Master of the Grass, Volumes 32-33

Front Cover
GLAS Publishers, Jan 1, 2004 - Fiction - 208 pages
0 Reviews
Nina Gabrielyan's happy amazement at the unceasing wonders of the ordinary world around her is irresistible. Moving from the real to the surreal, she invites the reader to come with her into these two realities, which eventually turn out to be one and the same, a place where the magic and the mundane merge, a reality that may at times be tragic or ridiculous, but is always exciting.

The novelMaster of the Grassis the life story of a man passionately in love with himself and at odds with the world. As a young boy he is fascinated by his own reflection. He repeatedly attempts, as it were, to enter the land beyond the looking glass, trying to reach the other self in the mirror. What begins as a childish game turns into genuine Narcissism, damaging his own life and that of his young wife.

In "The Lilac Dressing Gown" an intense young girl takes refuge in her imagination especially every time she sneaks into her mother's wardrobe to try on her elegant dressing gown. In "The Studio Apartment" a lonely woman communicates with her apartment as though it were a living being. The apartment is her own micro-cosmos that comes alive with each new visitor. In her imagination the apartment resists any improvements, as if it possessed its own inherent essence, and reacts in very different ways to each new pretender to her heart.

From inside the book

What people are saying - Write a review

We haven't found any reviews in the usual places.


Master of the Grass
The House in Metekhi Street

Common terms and phrases

About the author (2004)

Nina Gabrielyan, an Armenian by birth, grew up in Moscow. A leading feminist and noted scholar, she writes on women and culture.

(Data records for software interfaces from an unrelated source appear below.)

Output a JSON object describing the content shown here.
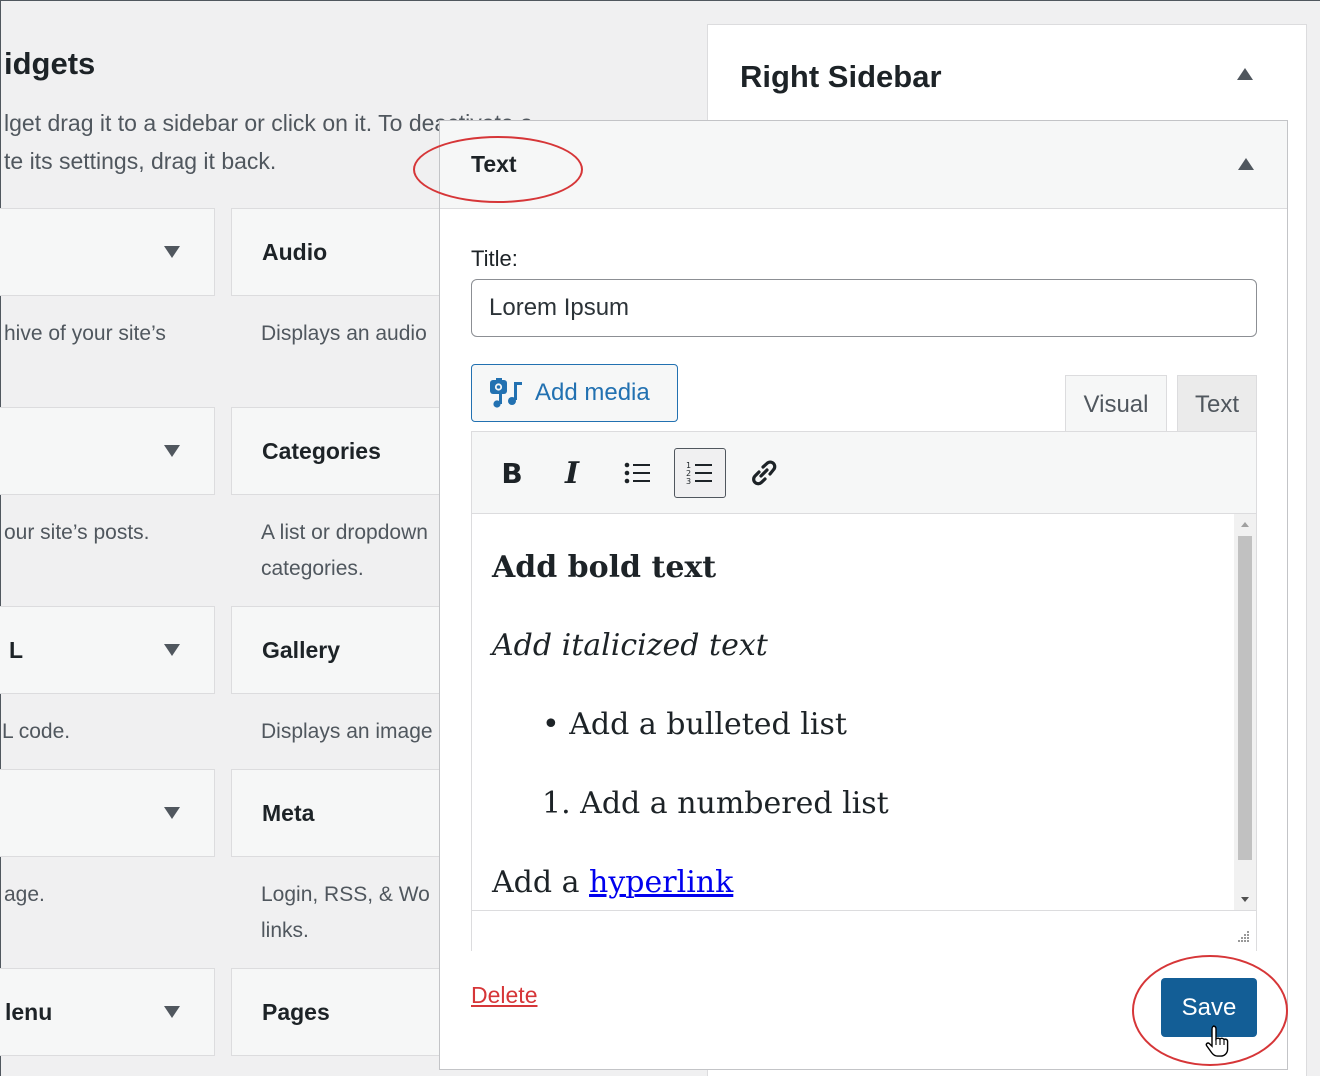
{
  "header": {
    "title": "idgets",
    "description_line1": "lget drag it to a sidebar or click on it. To deactivate a",
    "description_line2": "te its settings, drag it back."
  },
  "available_widgets": [
    {
      "left_title": "",
      "left_desc": "hive of your site’s",
      "right_title": "Audio",
      "right_desc": "Displays an audio"
    },
    {
      "left_title": "",
      "left_desc": "our site’s posts.",
      "right_title": "Categories",
      "right_desc": "A list or dropdown",
      "right_desc2": "categories."
    },
    {
      "left_title": "L",
      "left_desc": "L code.",
      "right_title": "Gallery",
      "right_desc": "Displays an image"
    },
    {
      "left_title": "",
      "left_desc": "age.",
      "right_title": "Meta",
      "right_desc": "Login, RSS, & Wo",
      "right_desc2": "links."
    },
    {
      "left_title": "lenu",
      "left_desc": "",
      "right_title": "Pages",
      "right_desc": ""
    }
  ],
  "sidebar": {
    "title": "Right Sidebar"
  },
  "text_widget": {
    "header_title": "Text",
    "title_label": "Title:",
    "title_value": "Lorem Ipsum",
    "add_media_label": "Add media",
    "tabs": {
      "visual": "Visual",
      "text": "Text"
    },
    "toolbar": {
      "bold": "B",
      "italic": "I"
    },
    "content": {
      "bold_text": "Add bold text",
      "italic_text": "Add italicized text",
      "bullet_item": "Add a bulleted list",
      "numbered_marker": "1.",
      "numbered_item": "Add a numbered list",
      "link_prefix": "Add a ",
      "link_text": "hyperlink"
    },
    "delete_label": "Delete",
    "save_label": "Save"
  },
  "colors": {
    "accent": "#2271b1",
    "save_button": "#135e96",
    "delete": "#d63638",
    "annotation_circle": "#d63638"
  }
}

She has two collections of poems and two collections of stories to her credit as well as numerous translations of Armenian poetry from the Middle Ages to the present.Also a distinguished painter, Gabrielyan brings her art to her stories whose vivid descriptions of people and objects reflect her abiding fascination with the miracle of transformation and the "fragile carapace that separates us from death".

Bibliographic information